I did a boat gig in the Mediterranean for about a year with that guitar player and began playing more jazz tunes. The boat gig put me in a good enough financial situation to buy an upright and attend Berklee College of Music in Boston. I ended up cutting most of my legit classes to play, though. I was fortunate enough to play in the ensembles of people like Ken Pullig and George Garzone and do sessions with Klaus Suonsaari, Ian Froman, Dave Kikoski, Tim Williams, Donald Harrison and others.

I returned to Augusta GA in 1983 and was able to work with not only local players like Tyrone Jefferson (ex-Slide Hampton), Terry Rosen (ex -Woody Herman) but also Clifford Jordan, Junior Mance, and Bill Barron, who came through town. At this time I was also chosen to attend master classes given at the Atlantic Center for the Arts (in New Smyrna Beach FL), one with Elvin Jones and one with Charlie Haden.

I moved to NYC in 1987 and the exposure to the scene and the musicians here has been great. I was fortunate to be able to work with Leon Parker when I first moved up here, some trios at AUGIE'S and a quintet doing original music. He taught me a lot about interactivity and assertiveness in a rhythm section. My stint with (singer) Dakota Staton really made me concentrate on the pocket and defining the (harmonic) direction of a piece. Working with such wonderful players (some on a regular basis) has been inspiring.
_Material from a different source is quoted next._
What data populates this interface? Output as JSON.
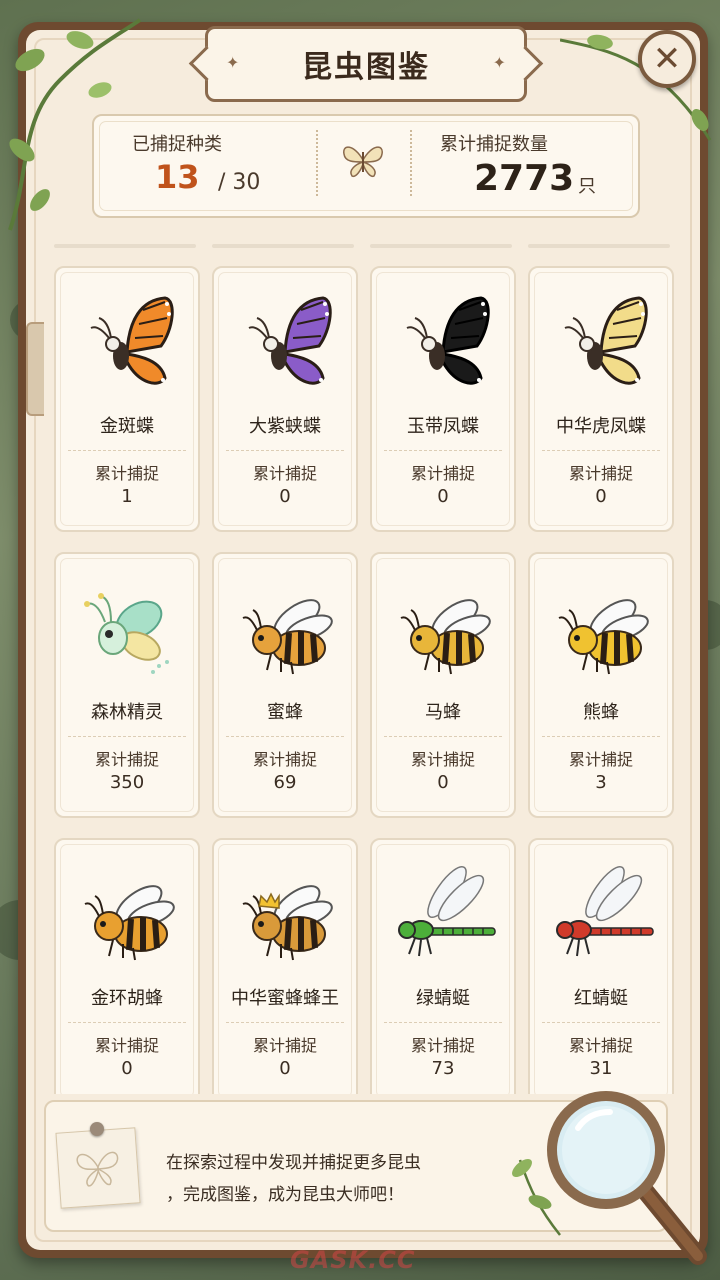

I especially credit my teacher, Joe Solomon (ex-Lennie Tristano), with helping me make tremendous strides over the last few years.